# EXERCISE REQUIREMENTS
In the following listing, find the lines containing "hashtag" and report them.

━━━━━ INFORMATION

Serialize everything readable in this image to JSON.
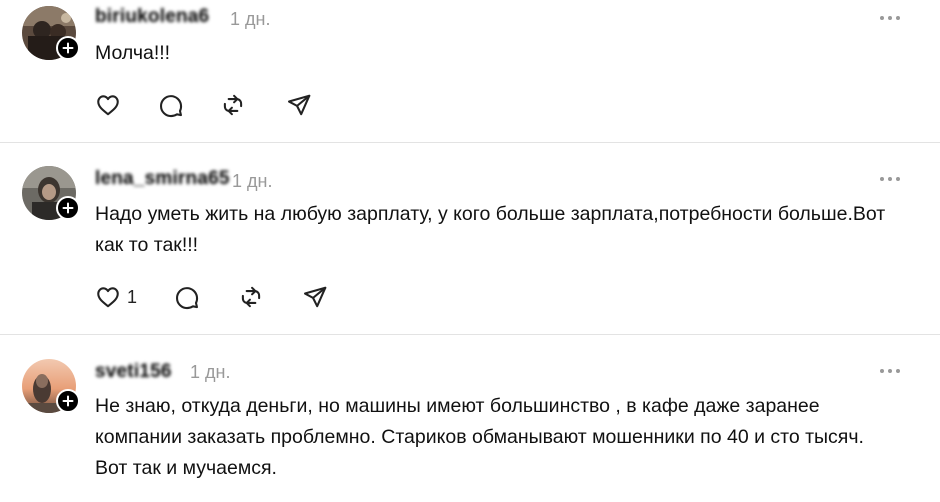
{
  "posts": [
    {
      "username": "biriukolena6",
      "time": "1 дн.",
      "text": "Молча!!!",
      "likes": ""
    },
    {
      "username": "lena_smirna65",
      "time": "1 дн.",
      "text": "Надо уметь жить на любую зарплату, у кого больше зарплата,потребности больше.Вот как то так!!!",
      "likes": "1"
    },
    {
      "username": "sveti156",
      "time": "1 дн.",
      "text": "Не знаю, откуда деньги, но машины имеют большинство , в кафе даже заранее компании заказать проблемно. Стариков обманывают мошенники по 40 и сто тысяч. Вот так и мучаемся.",
      "likes": ""
    }
  ],
  "icons": {
    "like": "heart-icon",
    "reply": "comment-icon",
    "repost": "repost-icon",
    "share": "send-icon",
    "more": "more-dots-icon",
    "follow": "plus-icon"
  },
  "colors": {
    "text": "#111111",
    "meta": "#999999",
    "divider": "#e3e3e3",
    "badge": "#000000"
  }
}
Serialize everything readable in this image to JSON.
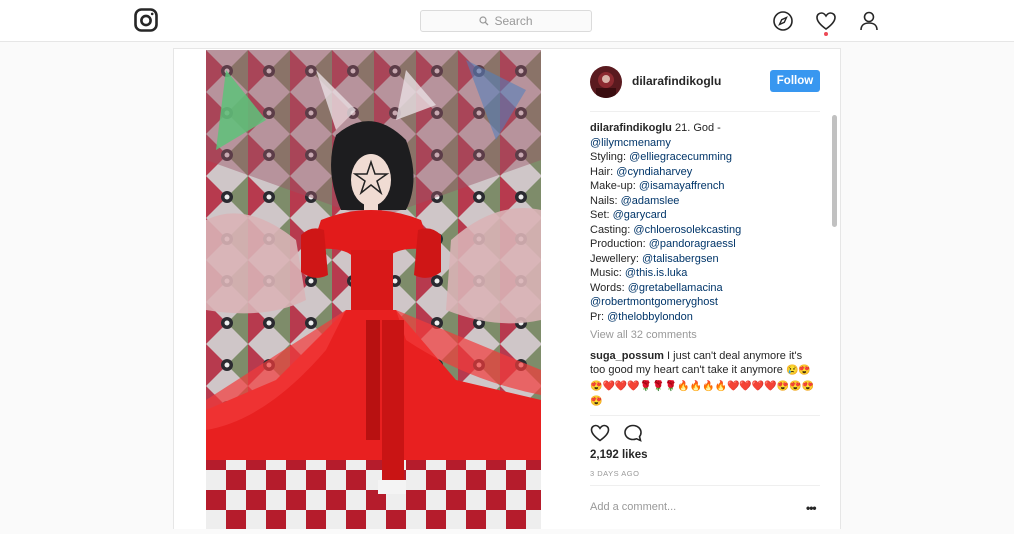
{
  "header": {
    "search_placeholder": "Search"
  },
  "post": {
    "username": "dilarafindikoglu",
    "follow_label": "Follow",
    "caption": {
      "username": "dilarafindikoglu",
      "first_text": "21. God -",
      "lines": [
        {
          "label": "",
          "mention": "@lilymcmenamy"
        },
        {
          "label": "Styling: ",
          "mention": "@elliegracecumming"
        },
        {
          "label": "Hair: ",
          "mention": "@cyndiaharvey"
        },
        {
          "label": "Make-up: ",
          "mention": "@isamayaffrench"
        },
        {
          "label": "Nails: ",
          "mention": "@adamslee"
        },
        {
          "label": "Set: ",
          "mention": "@garycard"
        },
        {
          "label": "Casting: ",
          "mention": "@chloerosolekcasting"
        },
        {
          "label": "Production: ",
          "mention": "@pandoragraessl"
        },
        {
          "label": "Jewellery: ",
          "mention": "@talisabergsen"
        },
        {
          "label": "Music: ",
          "mention": "@this.is.luka"
        },
        {
          "label": "Words: ",
          "mention": "@gretabellamacina"
        },
        {
          "label": "",
          "mention": "@robertmontgomeryghost"
        },
        {
          "label": "Pr: ",
          "mention": "@thelobbylondon"
        }
      ]
    },
    "view_all_comments": "View all 32 comments",
    "comment": {
      "username": "suga_possum",
      "text": "I just can't deal anymore it's too good my heart can't take it anymore",
      "emoji": "😢😍😍❤️❤️❤️🌹🌹🌹🔥🔥🔥🔥❤️❤️❤️❤️😍😍😍😍"
    },
    "likes": "2,192 likes",
    "posted_time": "3 DAYS AGO",
    "add_comment_placeholder": "Add a comment...",
    "more_label": "•••"
  },
  "icons": {
    "logo": "instagram-logo-icon",
    "search": "search-icon",
    "explore": "compass-icon",
    "activity": "heart-icon",
    "profile": "person-icon",
    "like": "heart-outline-icon",
    "comment": "comment-bubble-icon"
  },
  "colors": {
    "follow": "#3897f0",
    "mention": "#003569",
    "dress": "#e21b1b",
    "notification": "#ed4956"
  }
}
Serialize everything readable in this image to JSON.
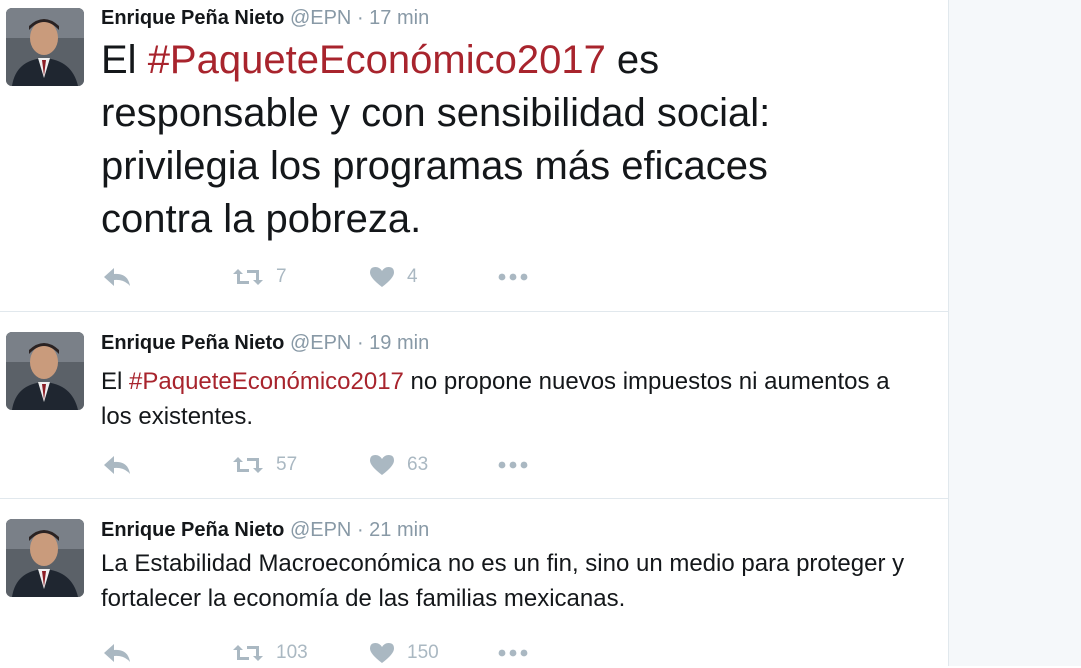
{
  "tweets": [
    {
      "name": "Enrique Peña Nieto",
      "handle": "@EPN",
      "separator": "·",
      "time": "17 min",
      "text_before": "El ",
      "hashtag": "#PaqueteEconómico2017",
      "text_after": " es responsable y con sensibilidad social: privilegia los programas más eficaces contra la pobreza.",
      "retweets": "7",
      "likes": "4"
    },
    {
      "name": "Enrique Peña Nieto",
      "handle": "@EPN",
      "separator": "·",
      "time": "19 min",
      "text_before": "El ",
      "hashtag": "#PaqueteEconómico2017",
      "text_after": " no propone nuevos impuestos ni aumentos a los existentes.",
      "retweets": "57",
      "likes": "63"
    },
    {
      "name": "Enrique Peña Nieto",
      "handle": "@EPN",
      "separator": "·",
      "time": "21 min",
      "text_before": "La Estabilidad Macroeconómica no es un fin, sino un medio para proteger y fortalecer la economía de las familias mexicanas.",
      "hashtag": "",
      "text_after": "",
      "retweets": "103",
      "likes": "150"
    }
  ],
  "icons": {
    "reply": "reply-icon",
    "retweet": "retweet-icon",
    "like": "heart-icon",
    "more": "more-icon"
  },
  "colors": {
    "hashtag": "#a8242d",
    "meta": "#8899a6",
    "action": "#aab8c2"
  }
}
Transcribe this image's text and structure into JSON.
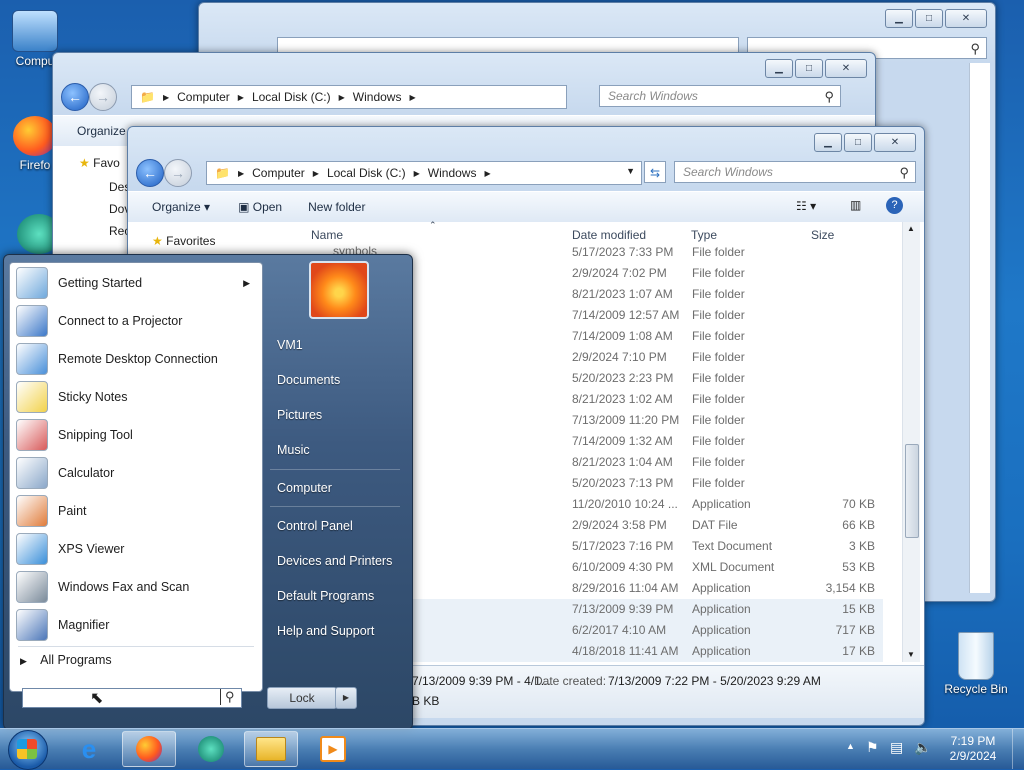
{
  "desktop": {
    "icons": [
      {
        "label": "Compu"
      },
      {
        "label": "Firefo"
      },
      {
        "label": "Recycle Bin"
      }
    ]
  },
  "back_window": {
    "address": {
      "crumbs": [
        "Computer",
        "Local Disk (C:)",
        "Windows"
      ]
    },
    "search_placeholder": "Search Windows",
    "toolbar": {
      "organize": "Organize"
    },
    "nav": {
      "favorites": "Favo",
      "items": [
        "Des",
        "Dov",
        "Rec"
      ]
    }
  },
  "explorer": {
    "address": {
      "crumbs": [
        "Computer",
        "Local Disk (C:)",
        "Windows"
      ]
    },
    "search_placeholder": "Search Windows",
    "toolbar": {
      "organize": "Organize",
      "open": "Open",
      "new_folder": "New folder"
    },
    "nav": {
      "favorites": "Favorites"
    },
    "columns": {
      "name": "Name",
      "date": "Date modified",
      "type": "Type",
      "size": "Size"
    },
    "partial_name": "symbols",
    "rows": [
      {
        "date": "5/17/2023 7:33 PM",
        "type": "File folder",
        "size": ""
      },
      {
        "date": "2/9/2024 7:02 PM",
        "type": "File folder",
        "size": ""
      },
      {
        "date": "8/21/2023 1:07 AM",
        "type": "File folder",
        "size": ""
      },
      {
        "date": "7/14/2009 12:57 AM",
        "type": "File folder",
        "size": ""
      },
      {
        "date": "7/14/2009 1:08 AM",
        "type": "File folder",
        "size": ""
      },
      {
        "date": "2/9/2024 7:10 PM",
        "type": "File folder",
        "size": ""
      },
      {
        "date": "5/20/2023 2:23 PM",
        "type": "File folder",
        "size": ""
      },
      {
        "date": "8/21/2023 1:02 AM",
        "type": "File folder",
        "size": ""
      },
      {
        "date": "7/13/2009 11:20 PM",
        "type": "File folder",
        "size": ""
      },
      {
        "date": "7/14/2009 1:32 AM",
        "type": "File folder",
        "size": ""
      },
      {
        "date": "8/21/2023 1:04 AM",
        "type": "File folder",
        "size": ""
      },
      {
        "date": "5/20/2023 7:13 PM",
        "type": "File folder",
        "size": ""
      },
      {
        "date": "11/20/2010 10:24 ...",
        "type": "Application",
        "size": "70 KB"
      },
      {
        "date": "2/9/2024 3:58 PM",
        "type": "DAT File",
        "size": "66 KB"
      },
      {
        "date": "5/17/2023 7:16 PM",
        "type": "Text Document",
        "size": "3 KB"
      },
      {
        "date": "6/10/2009 4:30 PM",
        "type": "XML Document",
        "size": "53 KB"
      },
      {
        "date": "8/29/2016 11:04 AM",
        "type": "Application",
        "size": "3,154 KB"
      },
      {
        "date": "7/13/2009 9:39 PM",
        "type": "Application",
        "size": "15 KB"
      },
      {
        "date": "6/2/2017 4:10 AM",
        "type": "Application",
        "size": "717 KB"
      },
      {
        "date": "4/18/2018 11:41 AM",
        "type": "Application",
        "size": "17 KB"
      }
    ],
    "details": {
      "date_range": "7/13/2009 9:39 PM - 4/1...",
      "created_label": "Date created:",
      "created_value": "7/13/2009 7:22 PM - 5/20/2023 9:29 AM",
      "size_partial": "B KB"
    }
  },
  "start_menu": {
    "programs": [
      {
        "label": "Getting Started",
        "has_arrow": true
      },
      {
        "label": "Connect to a Projector"
      },
      {
        "label": "Remote Desktop Connection"
      },
      {
        "label": "Sticky Notes"
      },
      {
        "label": "Snipping Tool"
      },
      {
        "label": "Calculator"
      },
      {
        "label": "Paint"
      },
      {
        "label": "XPS Viewer"
      },
      {
        "label": "Windows Fax and Scan"
      },
      {
        "label": "Magnifier"
      }
    ],
    "all_programs": "All Programs",
    "search_value": "",
    "right": [
      "VM1",
      "Documents",
      "Pictures",
      "Music",
      "Computer",
      "Control Panel",
      "Devices and Printers",
      "Default Programs",
      "Help and Support"
    ],
    "lock_label": "Lock"
  },
  "taskbar": {
    "clock_time": "7:19 PM",
    "clock_date": "2/9/2024",
    "colors": {
      "accent": "#1f78c8"
    }
  }
}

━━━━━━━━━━

# SOLUTION TO THIS EXERCISE
      "hashtag": "#PaqueteEconómico2017",
      "hashtag": "#PaqueteEconómico2017",
      "hashtag": "",
    "hashtag": "#a8242d",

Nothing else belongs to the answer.